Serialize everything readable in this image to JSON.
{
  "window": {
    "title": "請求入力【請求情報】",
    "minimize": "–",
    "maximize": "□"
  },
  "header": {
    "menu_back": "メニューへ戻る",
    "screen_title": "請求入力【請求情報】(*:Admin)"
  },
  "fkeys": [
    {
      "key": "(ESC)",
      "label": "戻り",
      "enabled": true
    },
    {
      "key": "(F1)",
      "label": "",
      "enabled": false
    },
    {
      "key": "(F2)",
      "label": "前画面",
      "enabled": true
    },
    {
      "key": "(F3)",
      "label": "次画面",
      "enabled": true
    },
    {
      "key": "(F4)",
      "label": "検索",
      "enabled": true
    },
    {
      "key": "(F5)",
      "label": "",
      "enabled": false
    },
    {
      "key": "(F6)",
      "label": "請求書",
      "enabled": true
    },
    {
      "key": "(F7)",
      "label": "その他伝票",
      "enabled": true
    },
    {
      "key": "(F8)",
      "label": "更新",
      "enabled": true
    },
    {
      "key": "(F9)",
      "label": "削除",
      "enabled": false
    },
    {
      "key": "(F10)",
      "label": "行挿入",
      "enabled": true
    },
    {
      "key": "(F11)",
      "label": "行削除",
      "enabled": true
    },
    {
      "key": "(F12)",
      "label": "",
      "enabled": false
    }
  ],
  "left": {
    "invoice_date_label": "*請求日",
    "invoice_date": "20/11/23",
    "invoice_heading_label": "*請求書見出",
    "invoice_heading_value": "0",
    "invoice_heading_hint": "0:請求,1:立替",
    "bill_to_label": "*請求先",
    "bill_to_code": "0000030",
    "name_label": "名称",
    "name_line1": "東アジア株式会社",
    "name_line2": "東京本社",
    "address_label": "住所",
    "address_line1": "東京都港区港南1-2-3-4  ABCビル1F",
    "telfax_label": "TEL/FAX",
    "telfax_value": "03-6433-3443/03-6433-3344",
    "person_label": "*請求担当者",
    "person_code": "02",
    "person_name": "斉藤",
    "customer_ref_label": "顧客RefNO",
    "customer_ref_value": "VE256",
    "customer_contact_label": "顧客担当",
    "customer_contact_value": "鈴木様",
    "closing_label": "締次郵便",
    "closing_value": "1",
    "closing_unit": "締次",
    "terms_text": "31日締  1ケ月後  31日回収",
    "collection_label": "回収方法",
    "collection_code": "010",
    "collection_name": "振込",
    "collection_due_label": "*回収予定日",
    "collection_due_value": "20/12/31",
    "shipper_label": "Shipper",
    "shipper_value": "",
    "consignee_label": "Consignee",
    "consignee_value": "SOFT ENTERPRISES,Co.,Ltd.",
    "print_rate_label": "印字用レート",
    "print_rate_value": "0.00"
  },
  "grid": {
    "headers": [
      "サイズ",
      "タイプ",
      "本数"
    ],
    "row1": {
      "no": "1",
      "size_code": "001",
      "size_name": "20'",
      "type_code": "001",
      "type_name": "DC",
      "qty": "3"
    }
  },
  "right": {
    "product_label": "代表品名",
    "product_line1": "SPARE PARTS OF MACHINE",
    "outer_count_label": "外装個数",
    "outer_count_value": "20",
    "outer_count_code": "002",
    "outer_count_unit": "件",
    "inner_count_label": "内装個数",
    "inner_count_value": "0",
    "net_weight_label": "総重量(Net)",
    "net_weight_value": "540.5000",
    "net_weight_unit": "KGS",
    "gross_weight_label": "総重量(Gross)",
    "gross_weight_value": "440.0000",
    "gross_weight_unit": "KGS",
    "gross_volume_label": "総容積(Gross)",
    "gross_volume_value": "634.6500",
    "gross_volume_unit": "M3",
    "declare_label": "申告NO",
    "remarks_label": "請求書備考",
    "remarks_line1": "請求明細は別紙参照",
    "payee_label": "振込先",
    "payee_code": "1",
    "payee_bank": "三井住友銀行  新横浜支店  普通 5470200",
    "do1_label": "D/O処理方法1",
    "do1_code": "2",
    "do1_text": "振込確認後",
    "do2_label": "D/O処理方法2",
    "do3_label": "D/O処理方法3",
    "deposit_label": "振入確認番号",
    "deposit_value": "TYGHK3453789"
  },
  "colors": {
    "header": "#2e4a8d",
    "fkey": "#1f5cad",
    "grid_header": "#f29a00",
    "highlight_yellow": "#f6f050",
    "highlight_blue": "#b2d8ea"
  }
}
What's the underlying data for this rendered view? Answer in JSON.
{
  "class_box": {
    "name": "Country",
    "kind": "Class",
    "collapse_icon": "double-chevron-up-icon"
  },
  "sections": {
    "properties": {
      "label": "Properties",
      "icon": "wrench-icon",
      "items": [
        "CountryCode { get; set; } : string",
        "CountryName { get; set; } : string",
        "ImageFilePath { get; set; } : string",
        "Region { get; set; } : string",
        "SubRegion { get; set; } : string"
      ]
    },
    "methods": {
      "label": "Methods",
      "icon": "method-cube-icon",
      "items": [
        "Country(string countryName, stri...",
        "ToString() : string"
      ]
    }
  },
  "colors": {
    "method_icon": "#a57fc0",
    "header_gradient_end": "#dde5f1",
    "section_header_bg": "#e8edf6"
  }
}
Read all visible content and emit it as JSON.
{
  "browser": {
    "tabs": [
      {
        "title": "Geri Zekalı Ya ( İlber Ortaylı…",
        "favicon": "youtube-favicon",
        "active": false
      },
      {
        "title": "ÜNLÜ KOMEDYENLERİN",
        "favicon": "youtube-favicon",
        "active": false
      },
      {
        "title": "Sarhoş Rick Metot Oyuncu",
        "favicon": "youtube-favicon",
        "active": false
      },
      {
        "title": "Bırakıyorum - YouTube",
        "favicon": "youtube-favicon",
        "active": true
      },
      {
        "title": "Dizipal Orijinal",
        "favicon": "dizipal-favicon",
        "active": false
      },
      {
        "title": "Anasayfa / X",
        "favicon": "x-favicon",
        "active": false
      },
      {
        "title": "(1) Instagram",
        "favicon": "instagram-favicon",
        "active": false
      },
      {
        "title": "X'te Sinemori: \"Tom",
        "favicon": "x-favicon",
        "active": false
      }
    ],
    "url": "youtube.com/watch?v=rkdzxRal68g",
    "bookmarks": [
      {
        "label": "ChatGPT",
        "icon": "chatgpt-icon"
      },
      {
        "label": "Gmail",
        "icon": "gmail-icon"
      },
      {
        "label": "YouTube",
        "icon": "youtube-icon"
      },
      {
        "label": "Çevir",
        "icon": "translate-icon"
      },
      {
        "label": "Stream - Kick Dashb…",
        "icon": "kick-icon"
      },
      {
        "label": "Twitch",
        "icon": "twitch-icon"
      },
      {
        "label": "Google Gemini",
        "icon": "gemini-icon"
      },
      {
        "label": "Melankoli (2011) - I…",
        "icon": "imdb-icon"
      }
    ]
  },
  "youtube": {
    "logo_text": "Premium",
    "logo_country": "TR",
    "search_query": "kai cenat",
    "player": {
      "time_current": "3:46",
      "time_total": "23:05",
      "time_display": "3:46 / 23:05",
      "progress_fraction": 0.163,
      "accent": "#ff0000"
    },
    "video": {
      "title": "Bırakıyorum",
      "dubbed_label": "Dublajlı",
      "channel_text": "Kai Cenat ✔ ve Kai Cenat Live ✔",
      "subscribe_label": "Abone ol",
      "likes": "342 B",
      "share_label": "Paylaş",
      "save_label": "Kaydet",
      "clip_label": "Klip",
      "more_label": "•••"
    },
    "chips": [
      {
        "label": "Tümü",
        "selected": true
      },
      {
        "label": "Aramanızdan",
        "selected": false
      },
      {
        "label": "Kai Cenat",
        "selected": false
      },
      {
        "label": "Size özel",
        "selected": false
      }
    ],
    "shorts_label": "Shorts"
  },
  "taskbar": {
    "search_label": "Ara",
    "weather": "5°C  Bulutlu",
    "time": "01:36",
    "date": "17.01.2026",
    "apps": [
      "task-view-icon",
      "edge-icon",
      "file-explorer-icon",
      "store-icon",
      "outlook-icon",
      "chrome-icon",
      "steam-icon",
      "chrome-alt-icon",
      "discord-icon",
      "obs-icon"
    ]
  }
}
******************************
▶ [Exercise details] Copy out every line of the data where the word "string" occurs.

▶ [Response to this exercise]
        "CountryCode { get; set; } : string",
        "CountryName { get; set; } : string",
        "ImageFilePath { get; set; } : string",
        "Region { get; set; } : string",
        "SubRegion { get; set; } : string"
        "Country(string countryName, stri...",
        "ToString() : string"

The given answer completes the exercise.